─── Record excerpts ───
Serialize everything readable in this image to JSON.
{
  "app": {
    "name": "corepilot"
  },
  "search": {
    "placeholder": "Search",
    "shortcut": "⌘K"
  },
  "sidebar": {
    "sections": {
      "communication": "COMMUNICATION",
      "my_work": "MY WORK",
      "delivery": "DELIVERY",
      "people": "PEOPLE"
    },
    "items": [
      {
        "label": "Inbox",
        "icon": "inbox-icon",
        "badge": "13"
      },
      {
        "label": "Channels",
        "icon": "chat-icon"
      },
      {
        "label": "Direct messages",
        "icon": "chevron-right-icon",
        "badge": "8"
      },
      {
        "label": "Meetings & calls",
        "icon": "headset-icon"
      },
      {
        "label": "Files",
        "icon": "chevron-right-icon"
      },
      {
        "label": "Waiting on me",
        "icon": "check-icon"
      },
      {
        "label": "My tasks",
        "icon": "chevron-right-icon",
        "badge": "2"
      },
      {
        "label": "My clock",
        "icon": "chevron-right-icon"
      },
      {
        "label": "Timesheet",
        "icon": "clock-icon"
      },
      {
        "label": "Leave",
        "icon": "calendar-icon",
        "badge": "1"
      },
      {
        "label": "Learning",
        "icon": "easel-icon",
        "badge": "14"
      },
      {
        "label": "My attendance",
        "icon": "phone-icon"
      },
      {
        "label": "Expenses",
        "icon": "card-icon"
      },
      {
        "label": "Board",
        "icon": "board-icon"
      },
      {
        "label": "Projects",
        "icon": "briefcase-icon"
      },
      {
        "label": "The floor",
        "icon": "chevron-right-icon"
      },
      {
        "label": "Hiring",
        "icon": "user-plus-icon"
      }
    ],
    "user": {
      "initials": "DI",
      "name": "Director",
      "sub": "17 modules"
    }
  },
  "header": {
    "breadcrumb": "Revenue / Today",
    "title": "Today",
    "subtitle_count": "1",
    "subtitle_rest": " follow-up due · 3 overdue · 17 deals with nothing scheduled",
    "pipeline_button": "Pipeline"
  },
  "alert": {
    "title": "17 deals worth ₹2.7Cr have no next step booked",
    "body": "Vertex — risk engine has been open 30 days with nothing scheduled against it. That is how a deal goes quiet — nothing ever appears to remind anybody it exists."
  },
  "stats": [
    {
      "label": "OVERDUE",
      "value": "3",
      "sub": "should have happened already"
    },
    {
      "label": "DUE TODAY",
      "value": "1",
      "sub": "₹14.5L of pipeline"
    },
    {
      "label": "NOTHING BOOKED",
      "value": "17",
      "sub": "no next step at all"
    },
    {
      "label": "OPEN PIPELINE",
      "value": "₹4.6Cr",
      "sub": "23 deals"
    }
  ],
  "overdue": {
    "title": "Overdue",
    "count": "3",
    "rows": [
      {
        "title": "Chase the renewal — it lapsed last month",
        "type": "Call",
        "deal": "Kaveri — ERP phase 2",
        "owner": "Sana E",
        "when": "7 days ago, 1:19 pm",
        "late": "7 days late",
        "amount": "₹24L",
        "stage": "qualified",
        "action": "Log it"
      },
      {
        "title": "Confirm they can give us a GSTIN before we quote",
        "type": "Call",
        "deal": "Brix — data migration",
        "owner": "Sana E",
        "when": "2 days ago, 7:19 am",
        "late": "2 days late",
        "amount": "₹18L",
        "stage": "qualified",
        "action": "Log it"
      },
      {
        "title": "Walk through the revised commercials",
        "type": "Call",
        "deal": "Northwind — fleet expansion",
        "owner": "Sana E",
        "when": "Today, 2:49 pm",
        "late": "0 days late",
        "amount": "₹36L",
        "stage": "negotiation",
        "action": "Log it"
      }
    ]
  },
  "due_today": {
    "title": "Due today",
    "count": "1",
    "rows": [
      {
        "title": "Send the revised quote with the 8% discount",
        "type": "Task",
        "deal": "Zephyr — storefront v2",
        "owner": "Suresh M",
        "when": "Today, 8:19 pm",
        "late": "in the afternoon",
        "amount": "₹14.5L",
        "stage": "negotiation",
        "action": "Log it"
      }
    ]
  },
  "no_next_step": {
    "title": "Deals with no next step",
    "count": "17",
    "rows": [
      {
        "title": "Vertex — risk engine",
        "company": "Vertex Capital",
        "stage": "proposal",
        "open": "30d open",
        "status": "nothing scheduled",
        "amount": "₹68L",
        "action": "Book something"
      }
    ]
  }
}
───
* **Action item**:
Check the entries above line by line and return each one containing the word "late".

* **Task output**:
        "late": "7 days late",
        "late": "2 days late",
        "late": "0 days late",
        "late": "in the afternoon",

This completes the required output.